posted by: Nick Lowles | on: Thursday, 19 May 2016, 17:03


Today we’re launching #TurnUp, in partnership with youth empowerment movement Bite The Ballot, a mass voter registration campaign aiming to sign up half-a-million young people for the EU Referendum on 23 June.

This is a once-in-a-generation vote, one of the most important our country has ever faced.

Together we’ll be promoting voter sign-ups across a week of action between 31st May – 7th June, targeting young workers and students, families and youth groups, faith communities and ‘generation rent’ on different days of action.

We already have support from Twitter and Facebook – hosting a live-streamed debate – and voter sign-ups promoted on dating app Tinder and other digital platforms. The campaign will also run ‘democracy cafés’ in Starbucks across the country and other partners are joining all the time.

It’s one of the biggest campaigns, in probably one of the tightest timescales, we’ve ever attempted – but the need is there.

Not registered

A new YouGov survey of 18-30 year olds, commissioned exclusively by HOPE not hate, finds that only 51% of young people say that they are certain to vote. Worse still, many are not engaged with the current EU debate, don't know what to believe and view it as two groups of old white men shouting at each other.

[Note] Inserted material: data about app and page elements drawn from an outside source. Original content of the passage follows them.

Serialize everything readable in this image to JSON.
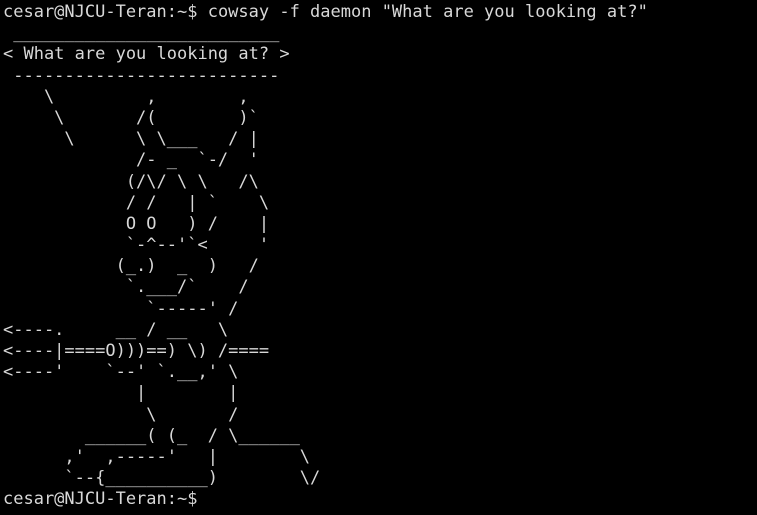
{
  "colors": {
    "background": "#000000",
    "foreground": "#d8d8d8"
  },
  "terminal": {
    "command_prompt": "cesar@NJCU-Teran:~$ ",
    "command": "cowsay -f daemon \"What are you looking at?\"",
    "output_lines": [
      " __________________________",
      "< What are you looking at? >",
      " --------------------------",
      "    \\         ,        ,",
      "     \\       /(        )`",
      "      \\      \\ \\___   / |",
      "             /- _  `-/  '",
      "            (/\\/ \\ \\   /\\",
      "            / /   | `    \\",
      "            O O   ) /    |",
      "            `-^--'`<     '",
      "           (_.)  _  )   /",
      "            `.___/`    /",
      "              `-----' /",
      "<----.     __ / __   \\",
      "<----|====O)))==) \\) /====",
      "<----'    `--' `.__,' \\",
      "             |        |",
      "              \\       /",
      "        ______( (_  / \\______",
      "      ,'  ,-----'   |        \\",
      "      `--{__________)        \\/"
    ],
    "final_prompt": "cesar@NJCU-Teran:~$"
  }
}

Under-25s are also twice as likely not to be on the electoral register as the population at large, according to the Electoral Commission, with almost 30% not registered. Under-25s are half as likely to vote as those aged over 65.

Mistrust

According to our poll, only 10% of young people have any trust in politicians, just 13% in the media, and 16% in business leaders (teachers & academics, then other young people too (50%) and trade union leaders are among the most trusted).

Clearly, both Leave and Remain campaigns need to change the way they engage with the young .

But our job now is to get people to register, #TurnUp and vote – please help us do that by sharing our campaign links and media to friends & colleagues.

And remember: #TurnUp!

bit.ly/TurnUpEU

 Posted: 19 May 2016 | There are 0 comments | make a comment/view comments